Your instructions: Pull each line with the string "time" from the entries.

------ Record excerpts

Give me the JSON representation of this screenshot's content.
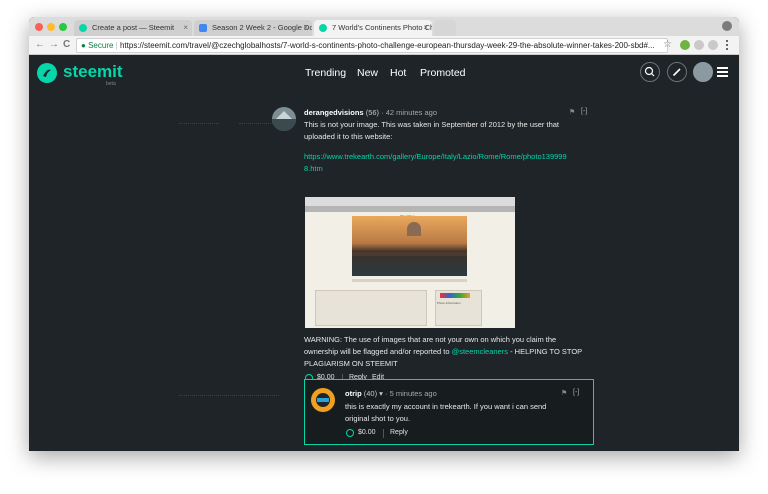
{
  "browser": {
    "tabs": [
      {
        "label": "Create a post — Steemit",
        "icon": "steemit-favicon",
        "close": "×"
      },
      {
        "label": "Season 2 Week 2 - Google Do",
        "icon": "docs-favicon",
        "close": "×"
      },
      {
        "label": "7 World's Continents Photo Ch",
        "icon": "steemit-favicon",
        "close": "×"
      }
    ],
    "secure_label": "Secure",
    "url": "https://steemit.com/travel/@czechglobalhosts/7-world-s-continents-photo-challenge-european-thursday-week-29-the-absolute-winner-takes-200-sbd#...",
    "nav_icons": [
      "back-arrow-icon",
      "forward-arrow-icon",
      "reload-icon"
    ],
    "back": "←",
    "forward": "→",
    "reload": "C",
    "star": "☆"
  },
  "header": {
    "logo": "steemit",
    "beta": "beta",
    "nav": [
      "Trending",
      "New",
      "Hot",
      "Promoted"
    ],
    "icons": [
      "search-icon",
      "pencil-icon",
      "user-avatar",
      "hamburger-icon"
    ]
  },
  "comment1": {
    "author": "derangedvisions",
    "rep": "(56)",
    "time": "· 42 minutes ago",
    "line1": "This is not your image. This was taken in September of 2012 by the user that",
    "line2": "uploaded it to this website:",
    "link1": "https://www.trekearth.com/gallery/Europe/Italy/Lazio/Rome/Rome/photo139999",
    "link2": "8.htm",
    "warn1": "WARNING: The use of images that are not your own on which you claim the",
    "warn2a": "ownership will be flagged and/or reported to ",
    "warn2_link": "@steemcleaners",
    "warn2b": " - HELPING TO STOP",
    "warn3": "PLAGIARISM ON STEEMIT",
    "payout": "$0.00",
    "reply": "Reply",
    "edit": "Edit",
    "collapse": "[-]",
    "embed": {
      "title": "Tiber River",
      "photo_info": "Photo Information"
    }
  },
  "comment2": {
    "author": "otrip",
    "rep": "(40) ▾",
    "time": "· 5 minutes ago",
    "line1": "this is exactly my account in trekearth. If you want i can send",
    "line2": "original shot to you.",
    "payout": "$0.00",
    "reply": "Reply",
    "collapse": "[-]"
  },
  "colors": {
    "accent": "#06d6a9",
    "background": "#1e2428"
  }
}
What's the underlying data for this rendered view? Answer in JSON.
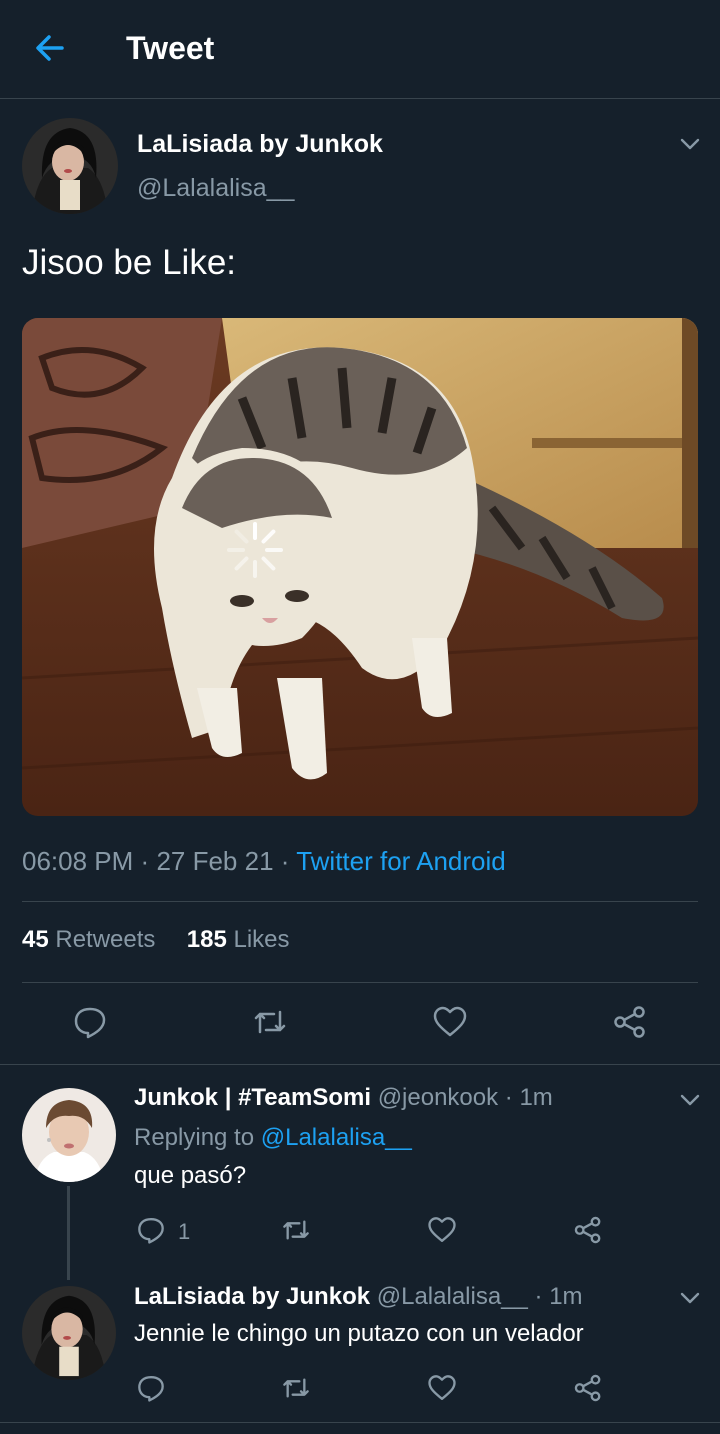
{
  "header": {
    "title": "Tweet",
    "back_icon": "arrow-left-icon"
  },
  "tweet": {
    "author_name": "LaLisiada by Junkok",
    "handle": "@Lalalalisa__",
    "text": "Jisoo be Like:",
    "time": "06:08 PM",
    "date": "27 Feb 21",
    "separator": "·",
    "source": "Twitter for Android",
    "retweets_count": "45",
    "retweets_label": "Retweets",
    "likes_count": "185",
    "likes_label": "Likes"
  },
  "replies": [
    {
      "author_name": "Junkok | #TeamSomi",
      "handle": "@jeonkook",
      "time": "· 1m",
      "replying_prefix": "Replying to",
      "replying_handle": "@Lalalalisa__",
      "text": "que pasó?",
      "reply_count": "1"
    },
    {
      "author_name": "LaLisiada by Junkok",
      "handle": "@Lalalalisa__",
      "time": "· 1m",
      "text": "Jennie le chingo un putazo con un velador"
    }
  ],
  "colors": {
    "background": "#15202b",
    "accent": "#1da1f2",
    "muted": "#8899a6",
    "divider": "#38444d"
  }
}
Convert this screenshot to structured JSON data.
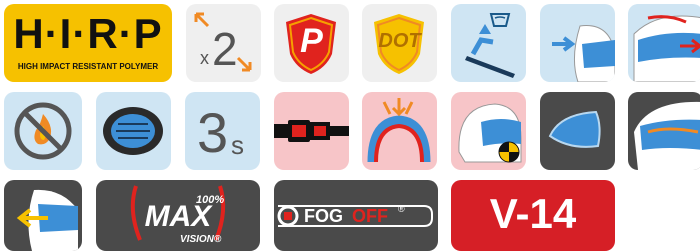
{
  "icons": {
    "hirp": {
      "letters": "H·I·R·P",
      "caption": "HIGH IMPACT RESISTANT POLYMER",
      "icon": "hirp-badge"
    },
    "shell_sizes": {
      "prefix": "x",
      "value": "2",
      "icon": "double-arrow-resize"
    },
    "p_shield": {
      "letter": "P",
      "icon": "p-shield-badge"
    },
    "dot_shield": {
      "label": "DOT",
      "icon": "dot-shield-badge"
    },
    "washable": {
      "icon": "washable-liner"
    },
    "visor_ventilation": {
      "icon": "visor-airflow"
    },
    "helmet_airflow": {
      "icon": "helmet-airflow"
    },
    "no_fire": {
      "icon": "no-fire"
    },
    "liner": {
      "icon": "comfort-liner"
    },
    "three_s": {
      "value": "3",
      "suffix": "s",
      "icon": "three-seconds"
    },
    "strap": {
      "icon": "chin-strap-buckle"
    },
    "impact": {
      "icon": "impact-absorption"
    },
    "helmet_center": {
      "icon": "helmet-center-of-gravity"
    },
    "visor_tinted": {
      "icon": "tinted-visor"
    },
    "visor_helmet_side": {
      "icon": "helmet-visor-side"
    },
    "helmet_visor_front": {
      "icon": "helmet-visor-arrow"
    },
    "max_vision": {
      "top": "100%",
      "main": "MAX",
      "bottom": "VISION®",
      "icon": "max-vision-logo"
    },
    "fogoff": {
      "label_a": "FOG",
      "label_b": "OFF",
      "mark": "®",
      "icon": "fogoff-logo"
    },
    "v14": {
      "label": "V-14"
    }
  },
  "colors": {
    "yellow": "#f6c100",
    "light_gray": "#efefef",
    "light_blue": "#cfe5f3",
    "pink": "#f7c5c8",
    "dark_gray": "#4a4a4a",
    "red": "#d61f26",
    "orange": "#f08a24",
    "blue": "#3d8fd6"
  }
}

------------
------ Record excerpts

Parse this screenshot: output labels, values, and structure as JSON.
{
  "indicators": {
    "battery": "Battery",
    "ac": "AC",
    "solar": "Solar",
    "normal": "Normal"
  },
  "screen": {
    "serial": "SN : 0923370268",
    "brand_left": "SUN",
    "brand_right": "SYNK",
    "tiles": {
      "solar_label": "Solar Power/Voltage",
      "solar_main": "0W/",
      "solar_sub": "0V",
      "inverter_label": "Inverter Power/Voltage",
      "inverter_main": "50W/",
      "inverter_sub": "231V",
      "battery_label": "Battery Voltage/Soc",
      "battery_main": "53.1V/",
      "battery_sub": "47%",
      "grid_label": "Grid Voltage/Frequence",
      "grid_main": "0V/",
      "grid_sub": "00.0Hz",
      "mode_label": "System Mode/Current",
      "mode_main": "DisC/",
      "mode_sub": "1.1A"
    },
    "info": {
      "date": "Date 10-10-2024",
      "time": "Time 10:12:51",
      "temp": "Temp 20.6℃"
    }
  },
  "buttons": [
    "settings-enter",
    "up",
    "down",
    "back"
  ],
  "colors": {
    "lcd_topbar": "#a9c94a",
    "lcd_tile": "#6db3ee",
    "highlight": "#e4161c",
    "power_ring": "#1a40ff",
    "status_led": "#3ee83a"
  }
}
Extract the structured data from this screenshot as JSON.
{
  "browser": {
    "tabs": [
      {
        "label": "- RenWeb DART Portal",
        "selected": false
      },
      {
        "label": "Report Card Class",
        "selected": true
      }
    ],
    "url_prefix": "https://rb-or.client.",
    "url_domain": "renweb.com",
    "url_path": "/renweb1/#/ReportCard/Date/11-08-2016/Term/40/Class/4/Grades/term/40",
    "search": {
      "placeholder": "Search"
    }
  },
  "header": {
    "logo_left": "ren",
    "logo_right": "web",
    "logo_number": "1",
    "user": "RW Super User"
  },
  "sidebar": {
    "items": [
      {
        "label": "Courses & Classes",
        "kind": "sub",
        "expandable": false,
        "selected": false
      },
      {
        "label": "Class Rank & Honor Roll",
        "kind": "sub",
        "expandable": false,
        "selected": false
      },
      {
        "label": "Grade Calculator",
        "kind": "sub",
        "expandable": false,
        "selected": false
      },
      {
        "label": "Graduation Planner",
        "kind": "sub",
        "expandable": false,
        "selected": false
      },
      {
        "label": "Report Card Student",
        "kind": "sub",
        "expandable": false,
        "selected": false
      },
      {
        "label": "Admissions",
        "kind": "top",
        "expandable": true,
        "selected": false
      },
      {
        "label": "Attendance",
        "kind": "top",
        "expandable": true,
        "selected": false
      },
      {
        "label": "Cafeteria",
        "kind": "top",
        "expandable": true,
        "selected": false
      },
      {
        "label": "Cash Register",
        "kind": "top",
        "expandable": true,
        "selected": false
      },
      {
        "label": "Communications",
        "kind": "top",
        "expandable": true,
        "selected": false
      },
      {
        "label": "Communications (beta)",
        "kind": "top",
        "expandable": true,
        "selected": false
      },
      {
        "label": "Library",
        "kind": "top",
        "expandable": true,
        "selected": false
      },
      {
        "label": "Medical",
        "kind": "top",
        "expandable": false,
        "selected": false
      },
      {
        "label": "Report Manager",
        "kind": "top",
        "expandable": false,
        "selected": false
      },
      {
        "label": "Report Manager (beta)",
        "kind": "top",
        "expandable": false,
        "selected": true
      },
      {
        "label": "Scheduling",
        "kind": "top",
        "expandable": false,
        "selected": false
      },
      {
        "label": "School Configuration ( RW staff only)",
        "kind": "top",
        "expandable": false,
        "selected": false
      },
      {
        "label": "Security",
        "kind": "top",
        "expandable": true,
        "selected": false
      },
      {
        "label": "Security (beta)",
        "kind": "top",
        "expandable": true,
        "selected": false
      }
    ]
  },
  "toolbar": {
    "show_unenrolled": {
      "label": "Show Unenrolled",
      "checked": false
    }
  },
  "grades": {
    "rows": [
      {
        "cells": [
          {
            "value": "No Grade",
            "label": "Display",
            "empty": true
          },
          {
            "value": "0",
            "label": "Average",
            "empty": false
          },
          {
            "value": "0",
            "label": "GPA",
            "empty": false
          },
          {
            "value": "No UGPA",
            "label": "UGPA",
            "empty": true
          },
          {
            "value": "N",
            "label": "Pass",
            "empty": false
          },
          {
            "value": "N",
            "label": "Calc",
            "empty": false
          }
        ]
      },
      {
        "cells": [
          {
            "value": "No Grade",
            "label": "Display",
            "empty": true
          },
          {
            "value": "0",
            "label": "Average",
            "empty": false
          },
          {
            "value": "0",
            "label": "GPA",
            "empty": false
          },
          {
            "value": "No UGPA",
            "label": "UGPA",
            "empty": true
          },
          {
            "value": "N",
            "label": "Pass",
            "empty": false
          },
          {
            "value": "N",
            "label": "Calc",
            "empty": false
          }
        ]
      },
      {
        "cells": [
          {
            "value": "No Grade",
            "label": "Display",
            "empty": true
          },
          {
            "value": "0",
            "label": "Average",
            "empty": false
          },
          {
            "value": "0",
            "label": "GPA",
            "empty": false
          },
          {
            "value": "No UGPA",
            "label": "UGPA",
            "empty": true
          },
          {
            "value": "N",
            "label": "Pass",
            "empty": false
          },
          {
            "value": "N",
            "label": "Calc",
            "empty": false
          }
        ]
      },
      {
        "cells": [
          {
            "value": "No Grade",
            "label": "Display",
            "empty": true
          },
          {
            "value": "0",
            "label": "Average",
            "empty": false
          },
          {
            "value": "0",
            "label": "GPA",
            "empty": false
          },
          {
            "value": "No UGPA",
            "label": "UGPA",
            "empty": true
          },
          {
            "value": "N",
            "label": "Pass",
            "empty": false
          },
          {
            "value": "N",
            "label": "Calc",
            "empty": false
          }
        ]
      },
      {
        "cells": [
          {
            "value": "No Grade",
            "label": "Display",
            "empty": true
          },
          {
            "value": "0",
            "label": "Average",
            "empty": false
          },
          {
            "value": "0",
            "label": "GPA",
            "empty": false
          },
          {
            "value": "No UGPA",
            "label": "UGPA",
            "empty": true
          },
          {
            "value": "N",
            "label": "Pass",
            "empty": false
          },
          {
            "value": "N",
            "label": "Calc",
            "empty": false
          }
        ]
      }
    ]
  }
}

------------

Output for this task:
    "time": "· 42 minutes ago",
    "time": "· 5 minutes ago",
    "time": "06:08 PM",
      "time": "· 1m",
      "time": "· 1m",
      "time": "Time 10:12:51",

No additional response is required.